‘Show, don’t tell’ is perhaps better known than any other piece of writing advice. On Creative Writing courses it sometimes becomes a mantra repeated ritualistically. But what exactly does it mean?
‘Show, don’t tell’ writing exercise
Rewrite the following description in the objective viewpoint. You may only describe externally observable signs: what the characters say and do; what the room looks like. You can’t say what the characters are feeling or thinking and you can’t analyse how they behave. Try to convey everything that’s explained in the original description.
As soon as Chloe arrived at the party, she realised it wasn’t the sort of occasion she had anticipated. In every way her preparations seemed inappropriate for this unexpectedly formal event. She began to feel distinctly uncomfortable and wished she could be somewhere else. During those first minutes, without anybody being explicitly rude, she sensed an air of disapproval, a sort of collective don’t look now but, an implicit, we’ll talk about this later. She tried to fit in but was so nervous that she committed a catalogue of real and imagined faux pas. But when the dishevelled man introduced himself, there was something about his nonchalance, his ironic distance from their surroundings, which meant that Chloe knew she had met a kindred spirit. She felt almost giggly with relief, and started to relax.
Video transcript follows below:
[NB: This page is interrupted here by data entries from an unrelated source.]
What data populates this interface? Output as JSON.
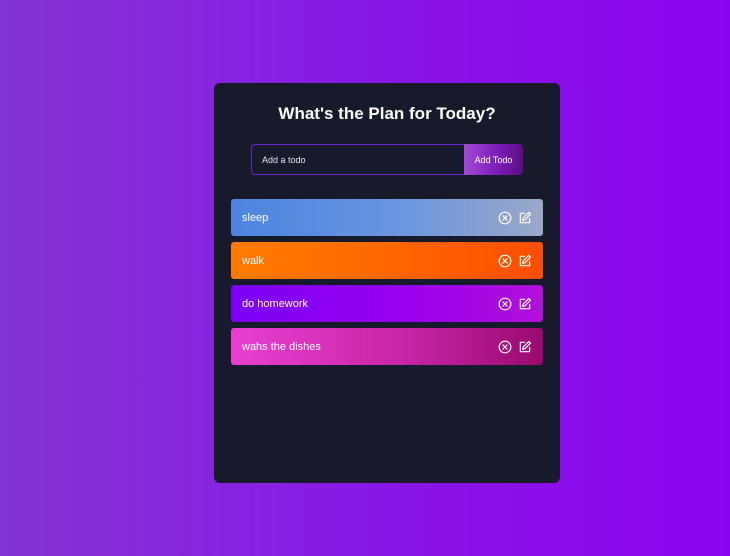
{
  "app": {
    "title": "What's the Plan for Today?"
  },
  "form": {
    "placeholder": "Add a todo",
    "value": "",
    "button_label": "Add Todo"
  },
  "todos": [
    {
      "text": "sleep",
      "remove_icon": "close-circle-icon",
      "edit_icon": "edit-icon"
    },
    {
      "text": "walk",
      "remove_icon": "close-circle-icon",
      "edit_icon": "edit-icon"
    },
    {
      "text": "do homework",
      "remove_icon": "close-circle-icon",
      "edit_icon": "edit-icon"
    },
    {
      "text": "wahs the dishes",
      "remove_icon": "close-circle-icon",
      "edit_icon": "edit-icon"
    }
  ],
  "colors": {
    "background": "#8a16e6",
    "panel": "#161a2b",
    "input_border": "#6f1fd6",
    "row_1": "#5d8fe0",
    "row_2": "#ff6a00",
    "row_3": "#8a05f0",
    "row_4": "#e040c8"
  }
}
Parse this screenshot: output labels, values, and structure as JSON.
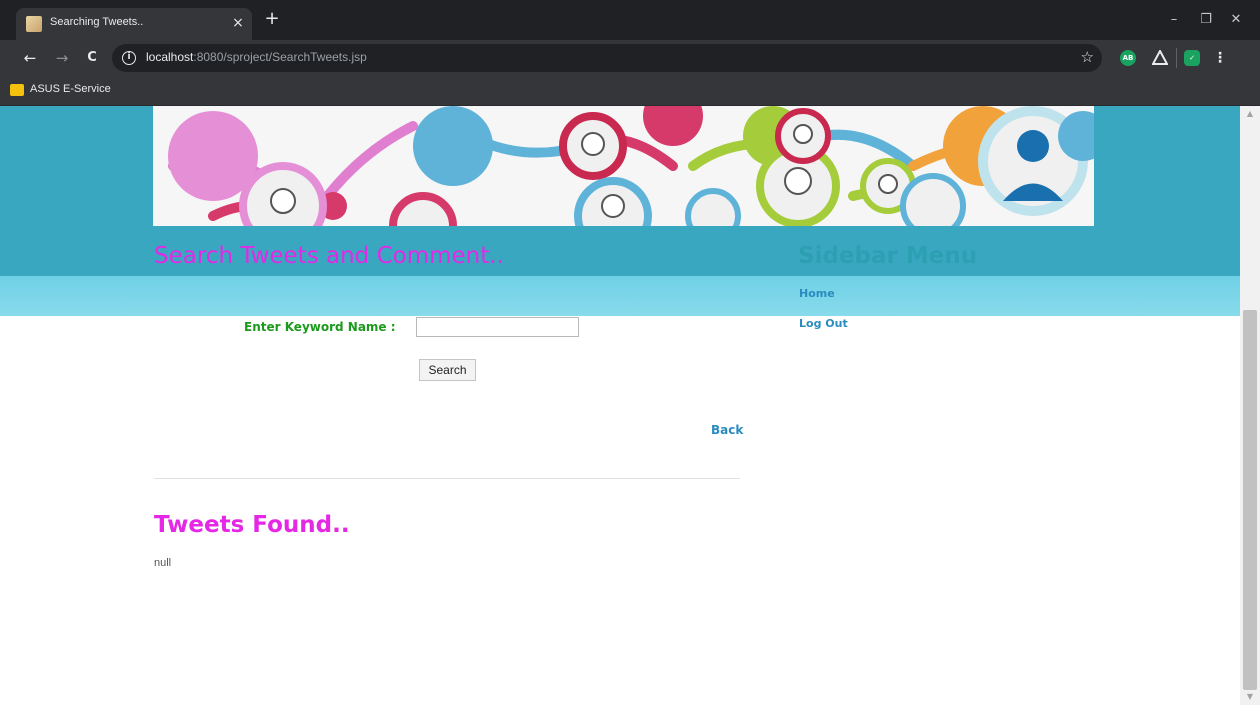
{
  "browser": {
    "tab_title": "Searching Tweets..",
    "tab_close": "×",
    "new_tab": "+",
    "url_host": "localhost",
    "url_rest": ":8080/sproject/SearchTweets.jsp",
    "bookmark": "ASUS E-Service",
    "window_controls": {
      "minimize": "–",
      "restore": "❐",
      "close": "✕"
    },
    "nav": {
      "back": "←",
      "forward": "→",
      "reload": "C"
    },
    "extension_ab": "AB"
  },
  "main": {
    "title": "Search Tweets and Comment..",
    "keyword_label": "Enter Keyword Name :",
    "keyword_value": "",
    "search_button": "Search",
    "back_link": "Back",
    "results_title": "Tweets Found..",
    "results_text": "null"
  },
  "sidebar": {
    "title": "Sidebar Menu",
    "items": [
      {
        "label": "Home"
      },
      {
        "label": "Log Out"
      }
    ]
  },
  "colors": {
    "heading_magenta": "#e528e6",
    "label_green": "#1c9a1c",
    "link_blue": "#2a8bbf",
    "sidebar_teal": "#2d9fb2",
    "header_band": "#3aa7c1"
  }
}
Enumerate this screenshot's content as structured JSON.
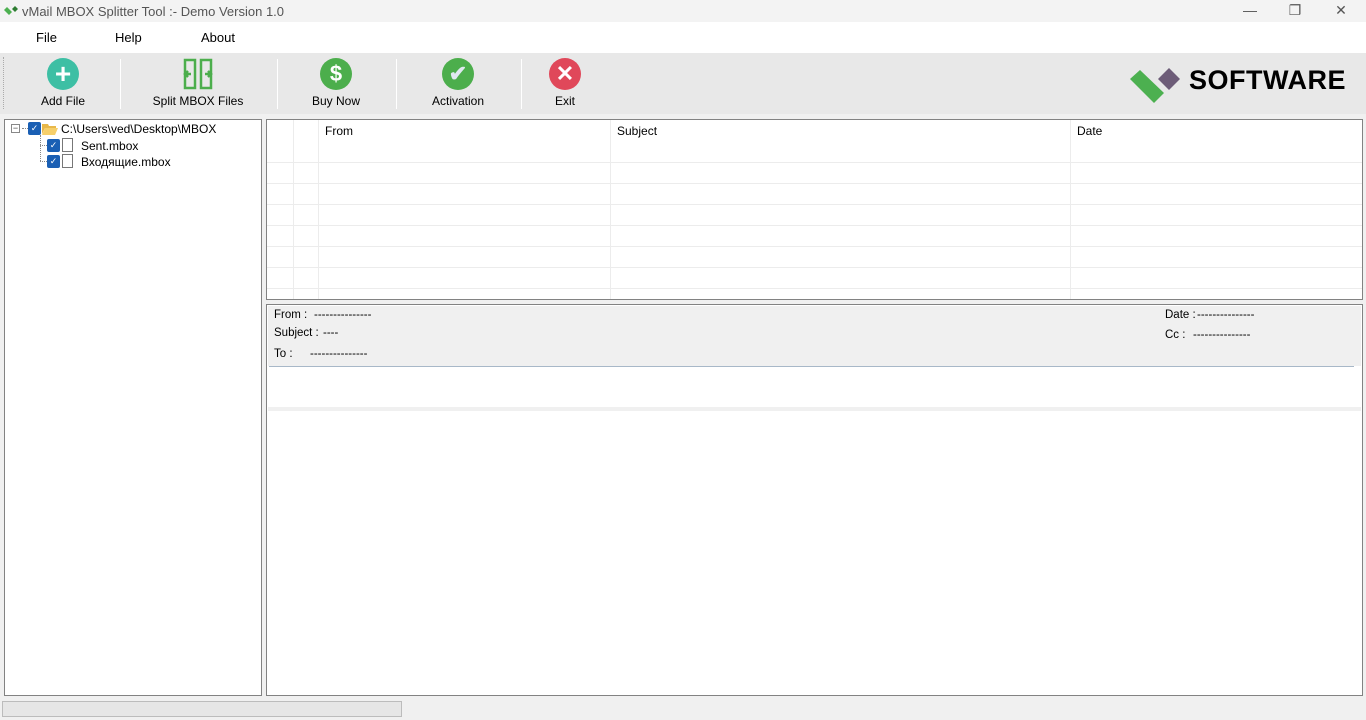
{
  "window": {
    "title": "vMail MBOX Splitter Tool  :- Demo Version 1.0",
    "minimize": "—",
    "restore": "❐",
    "close": "✕"
  },
  "menu": [
    "File",
    "Help",
    "About"
  ],
  "toolbar": {
    "add_file": "Add File",
    "split": "Split MBOX Files",
    "buy": "Buy Now",
    "activation": "Activation",
    "exit": "Exit",
    "logo_text": "SOFTWARE"
  },
  "colors": {
    "add": "#3dbfa4",
    "split": "#4cae4c",
    "buy": "#4cae4c",
    "activation": "#4cae4c",
    "exit": "#e0485a",
    "logo_green": "#4cb050",
    "logo_purple": "#6d5c78"
  },
  "tree": {
    "root": "C:\\Users\\ved\\Desktop\\MBOX",
    "children": [
      "Sent.mbox",
      "Входящие.mbox"
    ],
    "checked": true
  },
  "grid": {
    "columns": [
      "",
      "",
      "From",
      "Subject",
      "Date"
    ]
  },
  "preview": {
    "from_label": "From :",
    "from_value": "---------------",
    "subject_label": "Subject :",
    "subject_value": "----",
    "to_label": "To :",
    "to_value": "---------------",
    "date_label": "Date :",
    "date_value": "---------------",
    "cc_label": "Cc :",
    "cc_value": "---------------"
  },
  "status": {
    "progress": 0
  }
}
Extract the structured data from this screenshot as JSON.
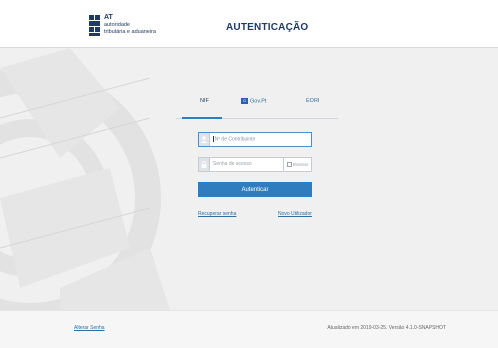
{
  "header": {
    "logo_line1": "AT",
    "logo_line2": "autoridade",
    "logo_line3": "tributária e aduaneira",
    "title": "AUTENTICAÇÃO"
  },
  "login": {
    "tabs": [
      {
        "label": "NIF",
        "active": true
      },
      {
        "label": "Gov.Pt",
        "badge": "G"
      },
      {
        "label": "EORI"
      }
    ],
    "nif_placeholder": "Nº de Contribuinte",
    "password_placeholder": "Senha de acesso",
    "show_password_label": "Mostrar",
    "submit_label": "Autenticar",
    "recover_label": "Recuperar senha",
    "new_user_label": "Novo Utilizador"
  },
  "footer": {
    "alert_label": "Alterar Senha",
    "version_text": "Atualizado em 2019-03-25. Versão 4.1.0-SNAPSHOT"
  },
  "colors": {
    "accent": "#2f7dbf",
    "brand_dark": "#1e3a66",
    "background": "#f0f0f0"
  }
}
I know our viewers never tire of hearing what I got for Christmas. I’ve spoken to you in the past about my electric razor present, but I haven’t mentioned this jumper. Between you and me, I don’t really like it.
What do you do if you open a present and it’s really crap? Suppose your friend gets you something for your birthday. [opens present] It’s great, you say. Thanks, that’s just what I wanted. No, you say, really I am very happy with this gift. Your friend starts to cry. Your friend is saying ‘you hate it; you hate it!’ ‘No. It makes me incredibly happy. It’s like the best ever present, thank you. I am incredibly happy to receive this gift; I almost have no words for this happiness.’ It’s no good – your friend is distraught.
But, if you open the present like ‘Wow! Oh, no way! That is so sick! I have to try this on; let me try this on! Oh my God this is so… I can’t believe it!’ In other words, if you want to convince someone you’re happy, don’t tell them you’re happy; show them you’re happy.
Same in writing. Don’t write: Jim unwrapped the present with great excitement and upon removing the gift he felt his heart lift and his spirits soar; he was very happy with the gift. He was as excited as could be. You have to write: ‘Jim ripped open the present, dropping clumps of Sellotape and silver paper. He pulled out the jumper and held it under his chin, measuring the fit, stroking the wool. ‘Oh my God!’ he said, ‘This is so cool! Where did you find this?’ He clapped his hands and bounced on the spot. ‘I have to try this on.’
This is the basis of maybe the most famous piece of writing advice: show don’t tell. As David Lambuth put it:
Never use an abstract term if a concrete one will serve. Appeal directly to your reader’s emotions rather than indirectly through the intermediary of the intellectualizing process. Tell him that the man gave a dollar to the tramp rather than that he indulged in an act of generosity.
If you want to practice ‘Show, don’t tell’ then a great way is to write in the third person objective point of view. The third person objective is when you adopt the point of view of a fly on the wall – you can only describe external sensory details. You can say what the characters do, what they say, what the setting looks like, what noises can be heard, and even what the air temperature is like. But you can’t tell us what the characters think or feel. Have a go rewriting the paragraph below in the third person objective, and please share your revised versions in the comments section.
One more thing, although many writers are guilty of telling when they should be showing, just as many are guilty of showing what they should be telling. So please don’t miss the next video in our series, which is going to be called ‘Tell, Don’t Show.’
Thanks for watching and good luck with your writing.
(The thumbnail picture uses an image developed by FutUndBeidl that is covered by a Creative Commons license: https://www.flickr.com/photos/61423903@N06/)